> [Task description] Given the entries below, copy each of them out exactly.

> [Input data]
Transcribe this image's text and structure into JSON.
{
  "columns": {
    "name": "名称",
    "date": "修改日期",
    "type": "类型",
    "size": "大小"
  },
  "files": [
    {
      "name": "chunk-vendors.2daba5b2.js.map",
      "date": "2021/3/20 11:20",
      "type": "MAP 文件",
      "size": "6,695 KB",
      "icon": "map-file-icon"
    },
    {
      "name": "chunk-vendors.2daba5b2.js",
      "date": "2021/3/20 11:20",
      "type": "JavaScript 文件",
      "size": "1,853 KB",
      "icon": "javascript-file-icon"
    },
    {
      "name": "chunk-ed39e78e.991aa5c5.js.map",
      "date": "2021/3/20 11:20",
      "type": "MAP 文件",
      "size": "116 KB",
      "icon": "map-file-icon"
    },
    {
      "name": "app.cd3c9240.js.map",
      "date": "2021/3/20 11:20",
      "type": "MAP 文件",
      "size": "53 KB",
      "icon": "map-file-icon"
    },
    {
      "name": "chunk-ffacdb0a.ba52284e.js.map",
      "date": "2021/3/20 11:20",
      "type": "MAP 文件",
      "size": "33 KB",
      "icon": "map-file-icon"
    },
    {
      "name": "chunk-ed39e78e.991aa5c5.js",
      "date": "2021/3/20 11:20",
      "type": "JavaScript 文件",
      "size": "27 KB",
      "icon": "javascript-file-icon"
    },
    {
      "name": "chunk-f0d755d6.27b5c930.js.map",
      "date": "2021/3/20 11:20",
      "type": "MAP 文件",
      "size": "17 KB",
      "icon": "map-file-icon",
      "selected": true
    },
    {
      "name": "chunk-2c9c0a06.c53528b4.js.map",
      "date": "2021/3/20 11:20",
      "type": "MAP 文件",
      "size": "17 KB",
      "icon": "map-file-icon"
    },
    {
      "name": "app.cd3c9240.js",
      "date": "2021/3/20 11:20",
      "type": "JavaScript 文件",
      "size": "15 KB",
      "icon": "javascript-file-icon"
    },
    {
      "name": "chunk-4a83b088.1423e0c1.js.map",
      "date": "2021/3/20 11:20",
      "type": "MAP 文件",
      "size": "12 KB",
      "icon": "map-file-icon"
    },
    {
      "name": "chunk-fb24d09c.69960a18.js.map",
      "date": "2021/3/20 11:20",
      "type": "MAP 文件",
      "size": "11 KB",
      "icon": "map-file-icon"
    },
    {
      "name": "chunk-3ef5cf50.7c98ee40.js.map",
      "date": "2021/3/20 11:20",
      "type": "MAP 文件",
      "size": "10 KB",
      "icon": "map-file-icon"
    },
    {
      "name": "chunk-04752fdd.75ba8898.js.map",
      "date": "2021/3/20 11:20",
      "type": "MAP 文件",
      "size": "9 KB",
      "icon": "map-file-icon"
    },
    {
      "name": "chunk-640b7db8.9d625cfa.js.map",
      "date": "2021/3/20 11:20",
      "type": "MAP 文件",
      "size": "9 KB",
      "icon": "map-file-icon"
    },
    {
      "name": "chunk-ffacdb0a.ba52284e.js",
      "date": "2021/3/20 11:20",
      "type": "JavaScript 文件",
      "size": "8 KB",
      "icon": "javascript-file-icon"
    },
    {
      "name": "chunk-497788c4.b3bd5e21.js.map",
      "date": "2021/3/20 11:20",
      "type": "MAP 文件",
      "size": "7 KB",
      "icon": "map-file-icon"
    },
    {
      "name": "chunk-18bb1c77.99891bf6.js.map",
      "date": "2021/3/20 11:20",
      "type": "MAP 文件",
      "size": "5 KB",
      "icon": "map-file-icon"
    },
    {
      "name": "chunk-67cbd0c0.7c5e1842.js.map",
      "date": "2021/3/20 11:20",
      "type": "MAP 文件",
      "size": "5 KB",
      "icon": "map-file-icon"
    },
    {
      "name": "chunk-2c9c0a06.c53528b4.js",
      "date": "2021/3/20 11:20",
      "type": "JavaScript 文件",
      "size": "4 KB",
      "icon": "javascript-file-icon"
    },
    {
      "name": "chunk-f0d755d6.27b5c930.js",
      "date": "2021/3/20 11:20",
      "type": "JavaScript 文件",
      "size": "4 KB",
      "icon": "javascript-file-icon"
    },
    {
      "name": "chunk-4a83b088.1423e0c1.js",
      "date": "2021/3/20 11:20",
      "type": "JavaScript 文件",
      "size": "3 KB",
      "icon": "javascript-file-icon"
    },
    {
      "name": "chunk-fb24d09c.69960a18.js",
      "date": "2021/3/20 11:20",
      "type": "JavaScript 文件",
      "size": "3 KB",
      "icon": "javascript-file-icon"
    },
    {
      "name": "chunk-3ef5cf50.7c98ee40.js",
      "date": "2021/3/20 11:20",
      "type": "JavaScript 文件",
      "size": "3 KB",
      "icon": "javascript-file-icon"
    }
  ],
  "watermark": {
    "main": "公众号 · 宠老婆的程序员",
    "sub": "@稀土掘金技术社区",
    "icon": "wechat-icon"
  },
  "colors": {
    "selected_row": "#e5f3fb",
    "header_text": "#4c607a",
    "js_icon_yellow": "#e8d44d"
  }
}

> [Task result]
Transcribe this image's text and structure into JSON.
{
  "columns": {
    "name": "名称",
    "date": "修改日期",
    "type": "类型",
    "size": "大小"
  },
  "files": [
    {
      "name": "chunk-vendors.2daba5b2.js.map",
      "date": "2021/3/20 11:20",
      "type": "MAP 文件",
      "size": "6,695 KB",
      "icon": "map-file-icon"
    },
    {
      "name": "chunk-vendors.2daba5b2.js",
      "date": "2021/3/20 11:20",
      "type": "JavaScript 文件",
      "size": "1,853 KB",
      "icon": "javascript-file-icon"
    },
    {
      "name": "chunk-ed39e78e.991aa5c5.js.map",
      "date": "2021/3/20 11:20",
      "type": "MAP 文件",
      "size": "116 KB",
      "icon": "map-file-icon"
    },
    {
      "name": "app.cd3c9240.js.map",
      "date": "2021/3/20 11:20",
      "type": "MAP 文件",
      "size": "53 KB",
      "icon": "map-file-icon"
    },
    {
      "name": "chunk-ffacdb0a.ba52284e.js.map",
      "date": "2021/3/20 11:20",
      "type": "MAP 文件",
      "size": "33 KB",
      "icon": "map-file-icon"
    },
    {
      "name": "chunk-ed39e78e.991aa5c5.js",
      "date": "2021/3/20 11:20",
      "type": "JavaScript 文件",
      "size": "27 KB",
      "icon": "javascript-file-icon"
    },
    {
      "name": "chunk-f0d755d6.27b5c930.js.map",
      "date": "2021/3/20 11:20",
      "type": "MAP 文件",
      "size": "17 KB",
      "icon": "map-file-icon",
      "selected": true
    },
    {
      "name": "chunk-2c9c0a06.c53528b4.js.map",
      "date": "2021/3/20 11:20",
      "type": "MAP 文件",
      "size": "17 KB",
      "icon": "map-file-icon"
    },
    {
      "name": "app.cd3c9240.js",
      "date": "2021/3/20 11:20",
      "type": "JavaScript 文件",
      "size": "15 KB",
      "icon": "javascript-file-icon"
    },
    {
      "name": "chunk-4a83b088.1423e0c1.js.map",
      "date": "2021/3/20 11:20",
      "type": "MAP 文件",
      "size": "12 KB",
      "icon": "map-file-icon"
    },
    {
      "name": "chunk-fb24d09c.69960a18.js.map",
      "date": "2021/3/20 11:20",
      "type": "MAP 文件",
      "size": "11 KB",
      "icon": "map-file-icon"
    },
    {
      "name": "chunk-3ef5cf50.7c98ee40.js.map",
      "date": "2021/3/20 11:20",
      "type": "MAP 文件",
      "size": "10 KB",
      "icon": "map-file-icon"
    },
    {
      "name": "chunk-04752fdd.75ba8898.js.map",
      "date": "2021/3/20 11:20",
      "type": "MAP 文件",
      "size": "9 KB",
      "icon": "map-file-icon"
    },
    {
      "name": "chunk-640b7db8.9d625cfa.js.map",
      "date": "2021/3/20 11:20",
      "type": "MAP 文件",
      "size": "9 KB",
      "icon": "map-file-icon"
    },
    {
      "name": "chunk-ffacdb0a.ba52284e.js",
      "date": "2021/3/20 11:20",
      "type": "JavaScript 文件",
      "size": "8 KB",
      "icon": "javascript-file-icon"
    },
    {
      "name": "chunk-497788c4.b3bd5e21.js.map",
      "date": "2021/3/20 11:20",
      "type": "MAP 文件",
      "size": "7 KB",
      "icon": "map-file-icon"
    },
    {
      "name": "chunk-18bb1c77.99891bf6.js.map",
      "date": "2021/3/20 11:20",
      "type": "MAP 文件",
      "size": "5 KB",
      "icon": "map-file-icon"
    },
    {
      "name": "chunk-67cbd0c0.7c5e1842.js.map",
      "date": "2021/3/20 11:20",
      "type": "MAP 文件",
      "size": "5 KB",
      "icon": "map-file-icon"
    },
    {
      "name": "chunk-2c9c0a06.c53528b4.js",
      "date": "2021/3/20 11:20",
      "type": "JavaScript 文件",
      "size": "4 KB",
      "icon": "javascript-file-icon"
    },
    {
      "name": "chunk-f0d755d6.27b5c930.js",
      "date": "2021/3/20 11:20",
      "type": "JavaScript 文件",
      "size": "4 KB",
      "icon": "javascript-file-icon"
    },
    {
      "name": "chunk-4a83b088.1423e0c1.js",
      "date": "2021/3/20 11:20",
      "type": "JavaScript 文件",
      "size": "3 KB",
      "icon": "javascript-file-icon"
    },
    {
      "name": "chunk-fb24d09c.69960a18.js",
      "date": "2021/3/20 11:20",
      "type": "JavaScript 文件",
      "size": "3 KB",
      "icon": "javascript-file-icon"
    },
    {
      "name": "chunk-3ef5cf50.7c98ee40.js",
      "date": "2021/3/20 11:20",
      "type": "JavaScript 文件",
      "size": "3 KB",
      "icon": "javascript-file-icon"
    }
  ],
  "watermark": {
    "main": "公众号 · 宠老婆的程序员",
    "sub": "@稀土掘金技术社区",
    "icon": "wechat-icon"
  },
  "colors": {
    "selected_row": "#e5f3fb",
    "header_text": "#4c607a",
    "js_icon_yellow": "#e8d44d"
  }
}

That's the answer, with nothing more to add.